◆ **Task brief**: Work through the data line by line, gathering every line that has the word "label".

◆ **Task data**:
BEGIN
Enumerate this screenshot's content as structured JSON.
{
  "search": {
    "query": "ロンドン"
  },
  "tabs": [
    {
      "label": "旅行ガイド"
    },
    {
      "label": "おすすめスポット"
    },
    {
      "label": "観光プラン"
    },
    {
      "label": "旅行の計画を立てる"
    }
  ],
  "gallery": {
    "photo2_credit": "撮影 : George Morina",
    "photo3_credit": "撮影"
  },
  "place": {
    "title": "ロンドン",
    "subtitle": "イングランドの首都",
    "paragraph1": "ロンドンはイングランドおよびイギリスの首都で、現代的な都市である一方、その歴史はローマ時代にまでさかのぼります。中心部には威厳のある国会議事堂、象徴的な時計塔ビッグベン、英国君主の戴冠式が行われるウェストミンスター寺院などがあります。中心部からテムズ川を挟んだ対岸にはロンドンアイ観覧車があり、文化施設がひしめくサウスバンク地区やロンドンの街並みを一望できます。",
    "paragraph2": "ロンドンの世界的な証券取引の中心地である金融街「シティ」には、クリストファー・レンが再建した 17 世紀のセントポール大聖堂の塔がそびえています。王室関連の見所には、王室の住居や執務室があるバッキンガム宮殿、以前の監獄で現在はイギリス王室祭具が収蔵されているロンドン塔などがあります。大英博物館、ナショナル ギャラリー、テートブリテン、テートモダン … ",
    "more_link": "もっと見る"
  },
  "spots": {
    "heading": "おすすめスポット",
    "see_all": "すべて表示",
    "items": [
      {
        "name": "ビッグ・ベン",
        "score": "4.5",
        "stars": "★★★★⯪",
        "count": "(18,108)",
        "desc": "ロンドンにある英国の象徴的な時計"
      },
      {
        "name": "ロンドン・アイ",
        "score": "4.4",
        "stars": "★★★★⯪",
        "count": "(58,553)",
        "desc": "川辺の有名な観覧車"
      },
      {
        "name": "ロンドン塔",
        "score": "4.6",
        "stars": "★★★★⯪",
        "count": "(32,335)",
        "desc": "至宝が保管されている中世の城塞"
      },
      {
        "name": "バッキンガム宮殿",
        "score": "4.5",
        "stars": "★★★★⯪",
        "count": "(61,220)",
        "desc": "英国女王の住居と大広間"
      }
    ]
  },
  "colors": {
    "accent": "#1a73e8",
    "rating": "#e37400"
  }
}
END
◆ **Solution to this task**:
      "label": "旅行ガイド"
      "label": "おすすめスポット"
      "label": "観光プラン"
      "label": "旅行の計画を立てる"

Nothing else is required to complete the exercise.